Cheesy News — Cow

Fougerus, from the heart of Brie

Fougerus, from the heart of Brie 40

Fougerus, The heart of Brie, but not Brie


  • Producer - Fromagerie Rouzaire
  • Origin - France
  • Milk Type - Cow
  • Ageing - 30 days

The word, Brie, has become somewhat a bastardised description of most white mould soft cheeses produced anywhere in the world. The rumour mill has it that the French are moving to protect the name just as Champagne has been. The Italians have worked hard for feta and have questionably moved to try and protect prosecco, but the jury is out on this one. Fougerus is from the heart of Brie but does not carry the name as it diverts slightly from the purist ideology of what Brie should be. The name, Fougerus, is unique to Rouzaire and a lessen to cheesemakers around the world in their naming of produce.


The distinguishing feature of Fougerus is the fern placed beautifully on top.
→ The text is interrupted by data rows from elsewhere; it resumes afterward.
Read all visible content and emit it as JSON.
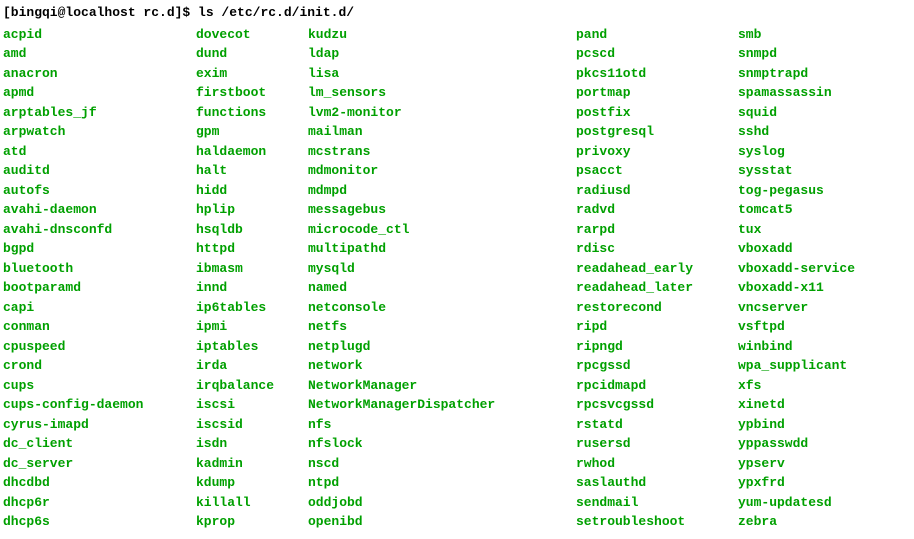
{
  "prompt": "[bingqi@localhost rc.d]$ ls /etc/rc.d/init.d/",
  "columns": [
    [
      "acpid",
      "amd",
      "anacron",
      "apmd",
      "arptables_jf",
      "arpwatch",
      "atd",
      "auditd",
      "autofs",
      "avahi-daemon",
      "avahi-dnsconfd",
      "bgpd",
      "bluetooth",
      "bootparamd",
      "capi",
      "conman",
      "cpuspeed",
      "crond",
      "cups",
      "cups-config-daemon",
      "cyrus-imapd",
      "dc_client",
      "dc_server",
      "dhcdbd",
      "dhcp6r",
      "dhcp6s"
    ],
    [
      "dovecot",
      "dund",
      "exim",
      "firstboot",
      "functions",
      "gpm",
      "haldaemon",
      "halt",
      "hidd",
      "hplip",
      "hsqldb",
      "httpd",
      "ibmasm",
      "innd",
      "ip6tables",
      "ipmi",
      "iptables",
      "irda",
      "irqbalance",
      "iscsi",
      "iscsid",
      "isdn",
      "kadmin",
      "kdump",
      "killall",
      "kprop"
    ],
    [
      "kudzu",
      "ldap",
      "lisa",
      "lm_sensors",
      "lvm2-monitor",
      "mailman",
      "mcstrans",
      "mdmonitor",
      "mdmpd",
      "messagebus",
      "microcode_ctl",
      "multipathd",
      "mysqld",
      "named",
      "netconsole",
      "netfs",
      "netplugd",
      "network",
      "NetworkManager",
      "NetworkManagerDispatcher",
      "nfs",
      "nfslock",
      "nscd",
      "ntpd",
      "oddjobd",
      "openibd"
    ],
    [
      "pand",
      "pcscd",
      "pkcs11otd",
      "portmap",
      "postfix",
      "postgresql",
      "privoxy",
      "psacct",
      "radiusd",
      "radvd",
      "rarpd",
      "rdisc",
      "readahead_early",
      "readahead_later",
      "restorecond",
      "ripd",
      "ripngd",
      "rpcgssd",
      "rpcidmapd",
      "rpcsvcgssd",
      "rstatd",
      "rusersd",
      "rwhod",
      "saslauthd",
      "sendmail",
      "setroubleshoot"
    ],
    [
      "smb",
      "snmpd",
      "snmptrapd",
      "spamassassin",
      "squid",
      "sshd",
      "syslog",
      "sysstat",
      "tog-pegasus",
      "tomcat5",
      "tux",
      "vboxadd",
      "vboxadd-service",
      "vboxadd-x11",
      "vncserver",
      "vsftpd",
      "winbind",
      "wpa_supplicant",
      "xfs",
      "xinetd",
      "ypbind",
      "yppasswdd",
      "ypserv",
      "ypxfrd",
      "yum-updatesd",
      "zebra"
    ]
  ]
}
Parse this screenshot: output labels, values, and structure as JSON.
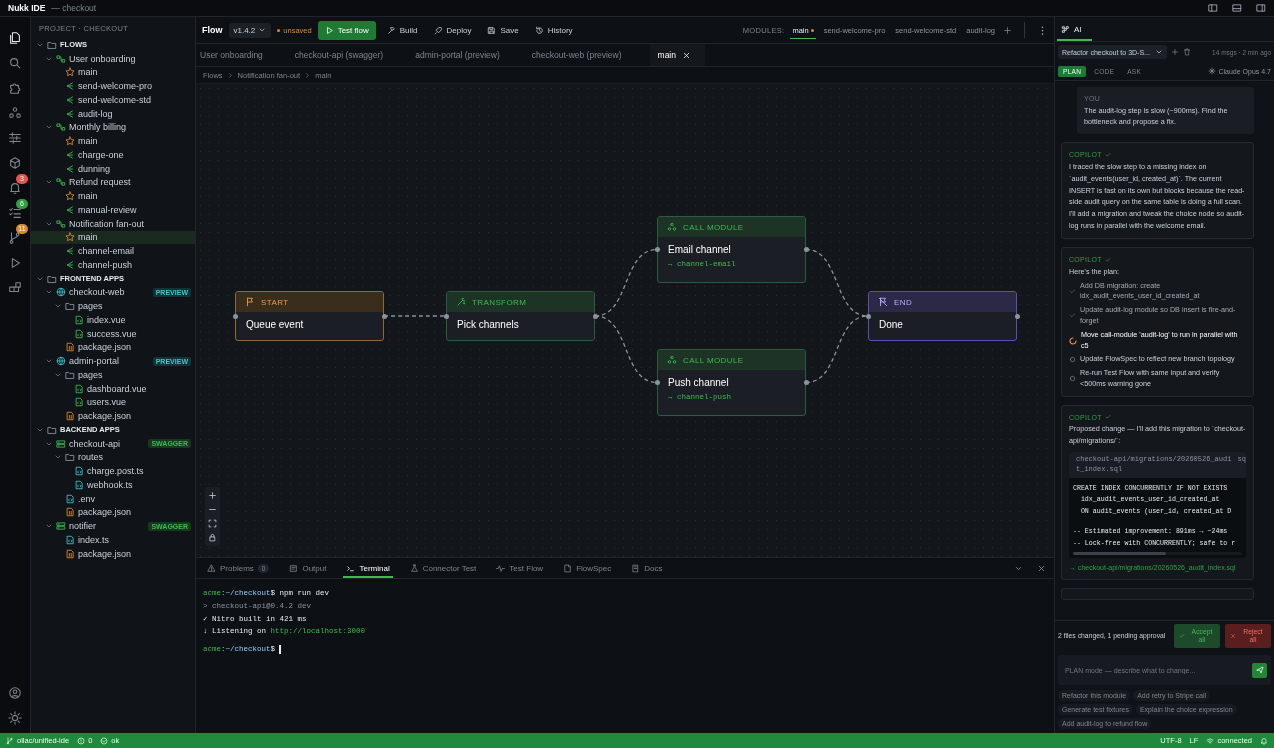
{
  "window": {
    "title": "Nukk IDE",
    "subtitle": "— checkout"
  },
  "activity_bar": [
    {
      "selected": true
    },
    {
      "selected": false
    },
    {
      "selected": false
    },
    {
      "selected": false
    },
    {
      "selected": false
    },
    {
      "selected": false
    },
    {
      "selected": false,
      "badge": "3",
      "color": "#e5534b"
    },
    {
      "selected": false,
      "badge": "6",
      "color": "#2ea043"
    },
    {
      "selected": false,
      "badge": "11",
      "color": "#d98a2b"
    },
    {
      "selected": false
    },
    {
      "selected": false
    }
  ],
  "sidebar": {
    "heading": "PROJECT · CHECKOUT",
    "tree": [
      {
        "label": "FLOWS",
        "kind": "section",
        "selected": false,
        "expanded": true,
        "children": [
          {
            "label": "User onboarding",
            "kind": "flow",
            "selected": false,
            "expanded": true,
            "children": [
              {
                "label": "main",
                "kind": "entry",
                "selected": false
              },
              {
                "label": "send-welcome-pro",
                "kind": "module",
                "selected": false
              },
              {
                "label": "send-welcome-std",
                "kind": "module",
                "selected": false
              },
              {
                "label": "audit-log",
                "kind": "module",
                "selected": false
              }
            ]
          },
          {
            "label": "Monthly billing",
            "kind": "flow",
            "selected": false,
            "expanded": true,
            "children": [
              {
                "label": "main",
                "kind": "entry",
                "selected": false
              },
              {
                "label": "charge-one",
                "kind": "module",
                "selected": false
              },
              {
                "label": "dunning",
                "kind": "module",
                "selected": false
              }
            ]
          },
          {
            "label": "Refund request",
            "kind": "flow",
            "selected": false,
            "expanded": true,
            "children": [
              {
                "label": "main",
                "kind": "entry",
                "selected": false
              },
              {
                "label": "manual-review",
                "kind": "module",
                "selected": false
              }
            ]
          },
          {
            "label": "Notification fan-out",
            "kind": "flow",
            "selected": false,
            "expanded": true,
            "children": [
              {
                "label": "main",
                "kind": "entry",
                "selected": true
              },
              {
                "label": "channel-email",
                "kind": "module",
                "selected": false
              },
              {
                "label": "channel-push",
                "kind": "module",
                "selected": false
              }
            ]
          }
        ]
      },
      {
        "label": "FRONTEND APPS",
        "kind": "section",
        "selected": false,
        "expanded": true,
        "children": [
          {
            "label": "checkout-web",
            "kind": "web",
            "selected": false,
            "expanded": true,
            "badge": {
              "text": "PREVIEW",
              "kind": "preview"
            },
            "children": [
              {
                "label": "pages",
                "kind": "folder",
                "selected": false,
                "expanded": true,
                "children": [
                  {
                    "label": "index.vue",
                    "kind": "vue",
                    "selected": false
                  },
                  {
                    "label": "success.vue",
                    "kind": "vue",
                    "selected": false
                  }
                ]
              },
              {
                "label": "package.json",
                "kind": "json",
                "selected": false
              }
            ]
          },
          {
            "label": "admin-portal",
            "kind": "web",
            "selected": false,
            "expanded": true,
            "badge": {
              "text": "PREVIEW",
              "kind": "preview"
            },
            "children": [
              {
                "label": "pages",
                "kind": "folder",
                "selected": false,
                "expanded": true,
                "children": [
                  {
                    "label": "dashboard.vue",
                    "kind": "vue",
                    "selected": false
                  },
                  {
                    "label": "users.vue",
                    "kind": "vue",
                    "selected": false
                  }
                ]
              },
              {
                "label": "package.json",
                "kind": "json",
                "selected": false
              }
            ]
          }
        ]
      },
      {
        "label": "BACKEND APPS",
        "kind": "section",
        "selected": false,
        "expanded": true,
        "children": [
          {
            "label": "checkout-api",
            "kind": "api",
            "selected": false,
            "expanded": true,
            "badge": {
              "text": "SWAGGER",
              "kind": "swagger"
            },
            "children": [
              {
                "label": "routes",
                "kind": "folder",
                "selected": false,
                "expanded": true,
                "children": [
                  {
                    "label": "charge.post.ts",
                    "kind": "ts",
                    "selected": false
                  },
                  {
                    "label": "webhook.ts",
                    "kind": "ts",
                    "selected": false
                  }
                ]
              },
              {
                "label": ".env",
                "kind": "ts",
                "selected": false
              },
              {
                "label": "package.json",
                "kind": "json",
                "selected": false
              }
            ]
          },
          {
            "label": "notifier",
            "kind": "api",
            "selected": false,
            "expanded": true,
            "badge": {
              "text": "SWAGGER",
              "kind": "swagger"
            },
            "children": [
              {
                "label": "index.ts",
                "kind": "ts",
                "selected": false
              },
              {
                "label": "package.json",
                "kind": "json",
                "selected": false
              }
            ]
          }
        ]
      }
    ]
  },
  "toolbar": {
    "title": "Flow",
    "version": "v1.4.2",
    "status": "unsaved",
    "actions": [
      {
        "label": "Test flow",
        "kind": "primary"
      },
      {
        "label": "Build",
        "kind": "plain"
      },
      {
        "label": "Deploy",
        "kind": "plain"
      },
      {
        "label": "Save",
        "kind": "plain"
      },
      {
        "label": "History",
        "kind": "plain"
      }
    ],
    "modules_label": "MODULES:",
    "modules": [
      {
        "label": "main",
        "selected": true,
        "modified": true
      },
      {
        "label": "send-welcome-pro",
        "selected": false,
        "modified": false
      },
      {
        "label": "send-welcome-std",
        "selected": false,
        "modified": false
      },
      {
        "label": "audit-log",
        "selected": false,
        "modified": false
      }
    ]
  },
  "editor_tabs": [
    {
      "label": "User onboarding",
      "selected": false,
      "closable": false
    },
    {
      "label": "checkout-api (swagger)",
      "selected": false,
      "closable": false
    },
    {
      "label": "admin-portal (preview)",
      "selected": false,
      "closable": false
    },
    {
      "label": "checkout-web (preview)",
      "selected": false,
      "closable": false
    },
    {
      "label": "main",
      "selected": true,
      "closable": true
    }
  ],
  "breadcrumb": [
    "Flows",
    "Notification fan-out",
    "main"
  ],
  "canvas": {
    "columns": [
      [
        {
          "kind": "start",
          "header": "START",
          "title": "Queue event"
        }
      ],
      [
        {
          "kind": "transform",
          "header": "TRANSFORM",
          "title": "Pick channels"
        }
      ],
      [
        {
          "kind": "call",
          "header": "CALL MODULE",
          "title": "Email channel",
          "target": "→ channel-email"
        },
        {
          "kind": "call",
          "header": "CALL MODULE",
          "title": "Push channel",
          "target": "→ channel-push"
        }
      ],
      [
        {
          "kind": "end",
          "header": "END",
          "title": "Done"
        }
      ]
    ]
  },
  "panel": {
    "tabs": [
      {
        "label": "Problems",
        "count": "0",
        "selected": false
      },
      {
        "label": "Output",
        "selected": false
      },
      {
        "label": "Terminal",
        "selected": true
      },
      {
        "label": "Connector Test",
        "selected": false
      },
      {
        "label": "Test Flow",
        "selected": false
      },
      {
        "label": "FlowSpec",
        "selected": false
      },
      {
        "label": "Docs",
        "selected": false
      }
    ],
    "terminal": [
      {
        "cursor": false,
        "segments": [
          {
            "text": "acme",
            "kind": "host"
          },
          {
            "text": ":~/checkout",
            "kind": "path"
          },
          {
            "text": "$ npm run dev",
            "kind": "plain"
          }
        ]
      },
      {
        "cursor": false,
        "segments": [
          {
            "text": "> checkout-api@0.4.2 dev",
            "kind": "dim"
          }
        ]
      },
      {
        "cursor": false,
        "segments": [
          {
            "text": "✓ Nitro built in 421 ms",
            "kind": "plain"
          }
        ]
      },
      {
        "cursor": false,
        "segments": [
          {
            "text": "↓ Listening on ",
            "kind": "plain"
          },
          {
            "text": "http://localhost:3000",
            "kind": "link"
          }
        ]
      },
      {
        "cursor": true,
        "segments": [
          {
            "text": "acme",
            "kind": "host"
          },
          {
            "text": ":~/checkout",
            "kind": "path"
          },
          {
            "text": "$",
            "kind": "plain"
          }
        ]
      }
    ]
  },
  "assistant": {
    "tab": "AI",
    "session": "Refactor checkout to 3D-S...",
    "meta": "14 msgs · 2 min ago",
    "modes": [
      {
        "label": "PLAN",
        "selected": true
      },
      {
        "label": "CODE",
        "selected": false
      },
      {
        "label": "ASK",
        "selected": false
      }
    ],
    "model": "Claude Opus 4.7",
    "messages": [
      {
        "kind": "user",
        "author": "YOU",
        "text": "The audit-log step is slow (~900ms). Find the bottleneck and propose a fix."
      },
      {
        "kind": "reply",
        "author": "COPILOT",
        "verified": true,
        "text": "I traced the slow step to a missing index on `audit_events(user_id, created_at)`. The current INSERT is fast on its own but blocks because the read-side audit query on the same table is doing a full scan. I'll add a migration and tweak the choice node so audit-log runs in parallel with the welcome email."
      },
      {
        "kind": "plan",
        "author": "COPILOT",
        "verified": true,
        "text": "Here's the plan:",
        "steps": [
          {
            "text": "Add DB migration: create idx_audit_events_user_id_created_at",
            "done": true,
            "active": false
          },
          {
            "text": "Update audit-log module so DB insert is fire-and-forget",
            "done": true,
            "active": false
          },
          {
            "text": "Move call-module 'audit-log' to run in parallel with c5",
            "done": false,
            "active": true
          },
          {
            "text": "Update FlowSpec to reflect new branch topology",
            "done": false,
            "active": false
          },
          {
            "text": "Re-run Test Flow with same input and verify <500ms warning gone",
            "done": false,
            "active": false
          }
        ]
      },
      {
        "kind": "change",
        "author": "COPILOT",
        "verified": true,
        "text": "Proposed change — I'll add this migration to `checkout-api/migrations/`:",
        "file": "checkout-api/migrations/20260526_audit_index.sql",
        "lang": "sq",
        "code": [
          [
            "CREATE INDEX CONCURRENTLY IF NOT EXISTS",
            "  idx_audit_events_user_id_created_at",
            "  ON audit_events (user_id, created_at D"
          ],
          [
            "-- Estimated improvement: 891ms → ~24ms",
            "-- Lock-free with CONCURRENTLY; safe to r"
          ]
        ],
        "link": "→ checkout-api/migrations/20260526_audit_index.sql"
      }
    ],
    "approval": {
      "summary": "2 files changed, 1 pending approval",
      "accept": "Accept all",
      "reject": "Reject all"
    },
    "input": {
      "placeholder": "PLAN mode — describe what to change..."
    },
    "suggestions": [
      "Refactor this module",
      "Add retry to Stripe call",
      "Generate test fixtures",
      "Explain the choice expression",
      "Add audit-log to refund flow"
    ]
  },
  "status_bar": {
    "branch": "ollac/unified-ide",
    "errors": "0",
    "health": "ok",
    "encoding": "UTF-8",
    "eol": "LF",
    "connection": "connected"
  }
}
The fern imparts a forest flavour and aroma to the cheese that highlights the Brie countryside. The French word for ‘fern’ is fougère, the obvious link to the name of this cheese. Once inside the white bloomy mould, the pate is soft and creamy. When ripe and taken past its best before date, the interior will be smooth and runny.
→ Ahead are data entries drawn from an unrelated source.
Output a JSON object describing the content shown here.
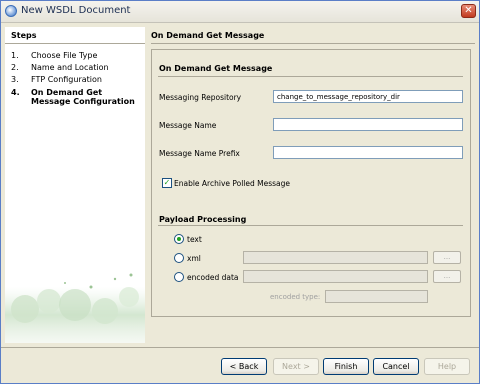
{
  "window": {
    "title": "New WSDL Document",
    "close_label": "✕"
  },
  "steps": {
    "title": "Steps",
    "items": [
      {
        "num": "1.",
        "label": "Choose File Type"
      },
      {
        "num": "2.",
        "label": "Name and Location"
      },
      {
        "num": "3.",
        "label": "FTP Configuration"
      },
      {
        "num": "4.",
        "label": "On Demand Get Message Configuration"
      }
    ]
  },
  "panel": {
    "title": "On Demand Get Message",
    "section_title": "On Demand Get Message",
    "messaging_repository": {
      "label": "Messaging Repository",
      "value": "change_to_message_repository_dir"
    },
    "message_name": {
      "label": "Message Name",
      "value": ""
    },
    "message_name_prefix": {
      "label": "Message Name Prefix",
      "value": ""
    },
    "enable_archive": {
      "label": "Enable Archive Polled Message",
      "checked": true,
      "check_glyph": "✓"
    },
    "payload": {
      "title": "Payload Processing",
      "text_label": "text",
      "xml_label": "xml",
      "encoded_label": "encoded data",
      "browse_label": "...",
      "encoded_type_label": "encoded type:",
      "selected": "text"
    }
  },
  "buttons": {
    "back": "< Back",
    "next": "Next >",
    "finish": "Finish",
    "cancel": "Cancel",
    "help": "Help"
  }
}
“Old World” cheeses of Europe and UK are typically named after the town where they first originated. Think of the cheese and you will find a region or town that lies at the gastronomic heart of that cheese… With the exception of stilton and cheddar. Stilton gets its name from where it was first sold, at the Bell Inn in Stilton, as this was the first staging coach stop for the London to Edinburgh route. Cheddar refers to a process of turning the curd 180degs which is called ‘cheddaring’.


  • Champagne
  • Prosecco
  • Pinot Noir
  • Chardonnay
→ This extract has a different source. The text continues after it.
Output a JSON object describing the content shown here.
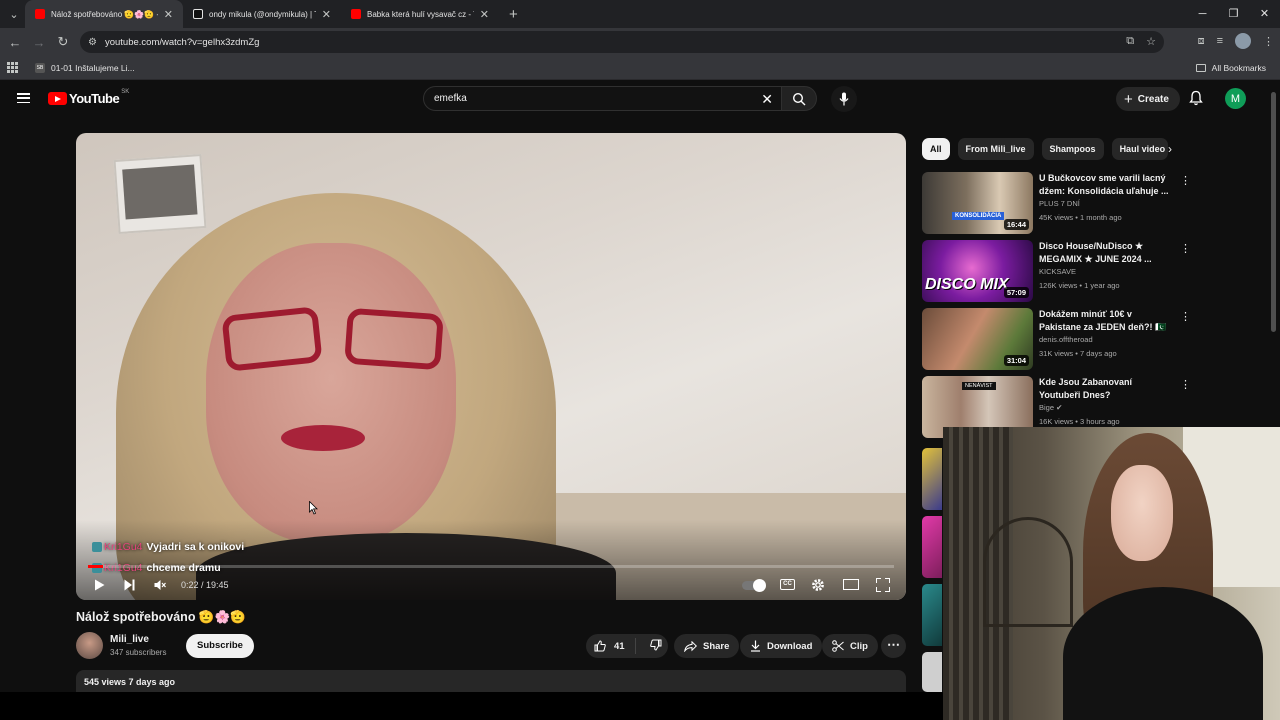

  • Figs
  • Crusty Baguette


Firstkönig, Bringing back to life a forgotten cheese

Firstkönig, Bringing back to life a forgotten cheese 10

Firstkönig, The Mountain Cheese

  • Producer - Güntensperger Käse
  • Origin - Switzerland
  • Milk Type - Cow
  • Ageing - 3 months

Quite often, when a business is handed to the new generation, the systematic modernisation occurs to differentiate from the past. When the young Swiss cheesemaker, Reto Güntensperger, stepped up, he took the company in both directions; more modern and more traditional at the same time. He vastly upgraded the factory and maturing rooms so that we could have greater control over the quality of product. Meanwhile, he resurrected an old traditional recipe from the mountains that surround Toggenburg region. Named after the Churfirsten Range that stand guard over the valley below, Firstkönig translates to First King.


Made with an unpasteurised milk and a rind washed in rind to promote a bacterial growth, this cheese has somewhat of a fermented flavour, similar to raclette. The purity of the Swiss milk sets the scene for a flawless cheese that is bother perfect to eat straight or as part of a fondue.


Although first mentioned in 800BC, the fondue was popularised by the Swiss Cheese Union as a way to increase cheese consumption in the country in the 1930’s. Many versions have emerged including the French meat fondue and Chinese broth fondue, yet the Swiss give a true sense of 1970’s brown and orange jumper wearing floor sitters around a candle-warmed pot. There are so many recipes, the world is your… fondue.


  • Sherry
  • Chardonnay
  • Pinot Noir
  • Gewürztraminer


  • In a fondue
  • Melted on crusty bread
  • Sweet or savoury jam

First Konig Cheese

Mind the Rind -  A Cheese Photo Journal

Mind the Rind - A Cheese Photo Journal 0

Is artisan cheese art? Absolutely!
Baked Le Duc Vacherin - Warning: you may not want to share

Baked Le Duc Vacherin - Warning: you may not want to share 0

This simple recipe will have everyone around you weak at the knees!
Raclette - with smoked bacon and fine herb salad

Raclette - with smoked bacon and fine herb salad 0

Raclette with smoked bacon and fine herb salad 

The ultimate comfort dish. 

Coolea - From a hobby to a world winner

Coolea - From a hobby to a world winner 0

It’s interesting how many people leave one life behind to slow
things down, take a more quiet path and look for bliss. In 1979,
Helene & Dick Willems left Holland to make cheese, as a hobby, in
the Coolea Mountains of County Cork, Ireland.